Will NYC’s New Pre-trial Risk Assessment Be Race Neutral?
Sainath R. Iyer
Pre-trial risk assessment instruments (RAIs) – assessments that help judges make “smarter” bail decisions by quantifying a defendant’s risk of flight and/or threat to public safety – are a relatively new phenomenon. There is fierce debate regarding their role and utility; specifically, how they affect incarceration rates, racial disparities in the criminal justice system, and public safety. At the very least, in some jurisdictions, some have helped reduce the jail population, although others, arguably, at the risk of entrenching racial bias. Given the endemic racial bias in the criminal justice system, this is an important concern, and makes transparency in the development, design, and implementation of RAIs critical.
New York City provides pre-trial assessment services through the NYC Criminal Justice Agency (CJA). This includes the use of a pre-trial RAI that assigns a score to defendants appearing before judges at arraignment. During the period between a defendant’s arrest and their first court appearance, which must be within 24 hours, he or she is ideally interviewed by a CJA representative using questions from the RAI. A “yes” or “no” to each question is assigned a point value, and the sum of all the values – colloquially known as the “CJA score” – is used to provide a recommendation of whether the defendant should be released on their own recognizance or held because they are a moderate or high risk of failing to appear for future court dates.
While this may seem effective in theory, a 2014 assessment of all pre-trial services across New York State suggest that the NYC tool and similar mechanisms are unevenly applied and produce inconsistent results. Seventy-eight percent of responding jurisdictions noted that they used a pre-trial risk assessment, yet 47 percent reported that no defendants are actually interviewed prior to arraignment. In those situations when a score is created, only 55 percent of respondents estimated that a release recommendation corresponded with the assessed level of risk 75 percent or more of the time. Moreover, in spite of stating that supervision is prioritized by risk level, over half of the jurisdictions surveyed reported that they have low or very low risk defendants supervised. Indeed, only 41 percent of programs reported that release decisions were consistent with pre-trial recommendations 75 percent or more of the time.
There are many possible explanations for the state of pre-trial services across New York and the role of RAIs in genuinely informing release decisions. My personal (albeit, anecdotal) experience as a legal intern in public defender offices in NYC, specifically in Brooklyn, Manhattan, and the Bronx, highlighted the ways in which RAIs can be used and abused. Prosecutors seem to cite a defendant’s CJA score when it suits their argument to hold a client and ignore it when it doesn’t. Defense attorneys do the same in arguing for release. Judges sometimes cite it as an afterthought when making their release decision. From informal conversations with attorneys and other experts in the field, the scores that many RAIs provide – in NYC, across New York State, and elsewhere – are not viewed as very reliable or useful measures of risk.
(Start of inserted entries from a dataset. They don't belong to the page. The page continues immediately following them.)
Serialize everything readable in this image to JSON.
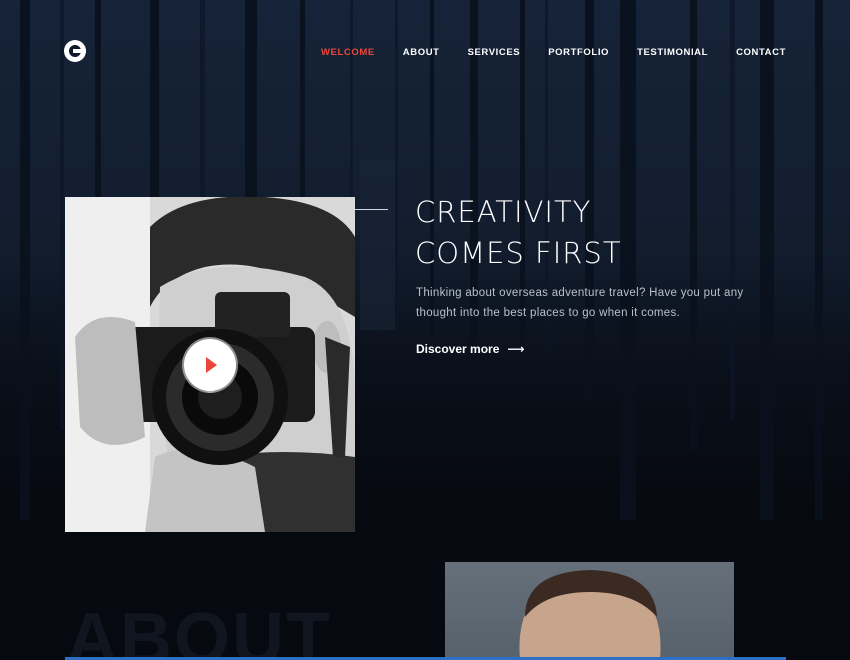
{
  "nav": {
    "logo": "logo-icon",
    "items": [
      {
        "label": "WELCOME",
        "active": true
      },
      {
        "label": "ABOUT",
        "active": false
      },
      {
        "label": "SERVICES",
        "active": false
      },
      {
        "label": "PORTFOLIO",
        "active": false
      },
      {
        "label": "TESTIMONIAL",
        "active": false
      },
      {
        "label": "CONTACT",
        "active": false
      }
    ]
  },
  "hero": {
    "title_line1": "CREATIVITY",
    "title_line2": "COMES FIRST",
    "text": "Thinking about overseas adventure travel? Have you put any thought into the best places to go when it comes.",
    "cta": "Discover more",
    "cta_icon": "arrow-right-icon",
    "play_icon": "play-icon"
  },
  "about": {
    "ghost_title": "ABOUT"
  },
  "colors": {
    "accent": "#e8473a",
    "background": "#080c14",
    "bar": "#2d6fc4"
  }
}
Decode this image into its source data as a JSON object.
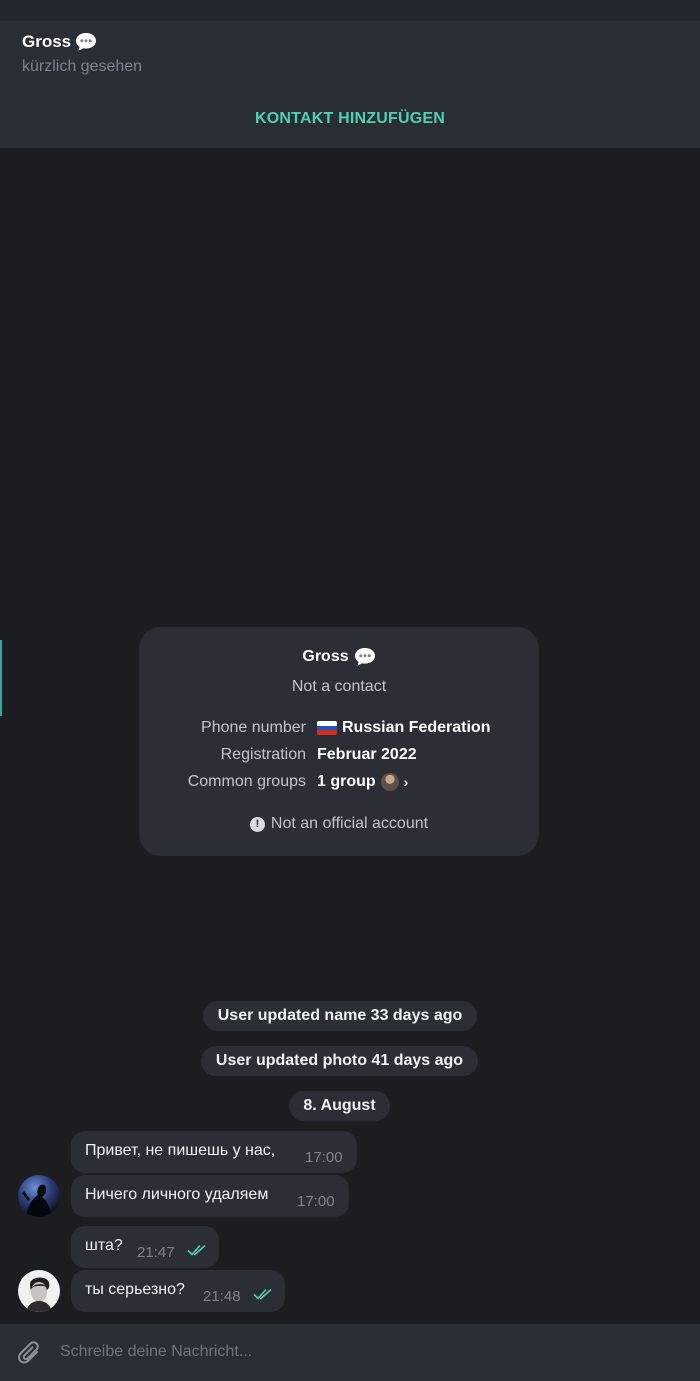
{
  "header": {
    "name": "Gross",
    "status": "kürzlich gesehen",
    "add_contact": "KONTAKT HINZUFÜGEN"
  },
  "info_card": {
    "name": "Gross",
    "subtitle": "Not a contact",
    "rows": [
      {
        "label": "Phone number",
        "value": "Russian Federation"
      },
      {
        "label": "Registration",
        "value": "Februar 2022"
      },
      {
        "label": "Common groups",
        "value": "1 group"
      }
    ],
    "official_note": "Not an official account"
  },
  "service_messages": [
    "User updated name 33 days ago",
    "User updated photo 41 days ago",
    "8. August"
  ],
  "messages": [
    {
      "text": "Привет, не пишешь  у нас,",
      "time": "17:00",
      "sent": false
    },
    {
      "text": "Ничего личного удаляем",
      "time": "17:00",
      "sent": false
    },
    {
      "text": "шта?",
      "time": "21:47",
      "sent": true
    },
    {
      "text": "ты серьезно?",
      "time": "21:48",
      "sent": true
    }
  ],
  "composer": {
    "placeholder": "Schreibe deine Nachricht..."
  },
  "colors": {
    "accent": "#4fd1b5",
    "background": "#1b1d21",
    "bubble": "#2b2f35",
    "header": "#292d34"
  },
  "icons": [
    "speech-bubble-icon",
    "russia-flag-icon",
    "group-avatar-icon",
    "chevron-right-icon",
    "exclamation-icon",
    "double-check-icon",
    "paperclip-icon"
  ]
}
To be sure, the specter of racial bias informing every aspect of the assessment process only reinforces distrust of such evaluations.
Thus, perhaps unsurprisingly, NYC is in the process of designing a new pre-trial risk assessment tool. Given that it is in the early design phase, virtually no information is available yet about what the tool will look like. There are plenty of ideas the designers could, and hopefully will, consider as they build the new RAI. One in particular – well-regarded for its efficiency and evidence-based approach – is the Public Safety Assessment (PSA) by the Laura and John Arnold Foundation. The PSA is a scientifically validated risk assessment tool that employs an algorithm to score a defendant based on ten objective (and its backers argue, race-neutral) factors found to be highly predictive of a defendant’s behavior. Given its early success, the PSA has enjoyed adoption by 38 jurisdictions. Indeed, even some of those deeply concerned with eliminating racial bias appear to support its approach.
Like many, I believe we must do whatever we can to radically reduce the reprehensible amount of people we incarcerate. Well-tested and validated RAIs may be a part of the solution. However, advocates of the new generation of RAIs must face an uncomfortable truth: a data-driven approach to assessing risk can minimize bias, but potentially at the risk of normalizing racially-corrupted data. Race-neutral factors in assessing risk only work insofar as the data used is race-neutral. That, unfortunately, is impossible to achieve if traditional data sources, such as prior convictions and age at time of arrest, play an outsized role in risk assessment. Let’s hope that the designers behind New York’s newest pre-trial tool keep those concerns front and center as they move forward in their process.
Sainath R. Iyer is a Quorum Editor and a J.D. candidate, Class of 2018, at N.Y.U. School of Law.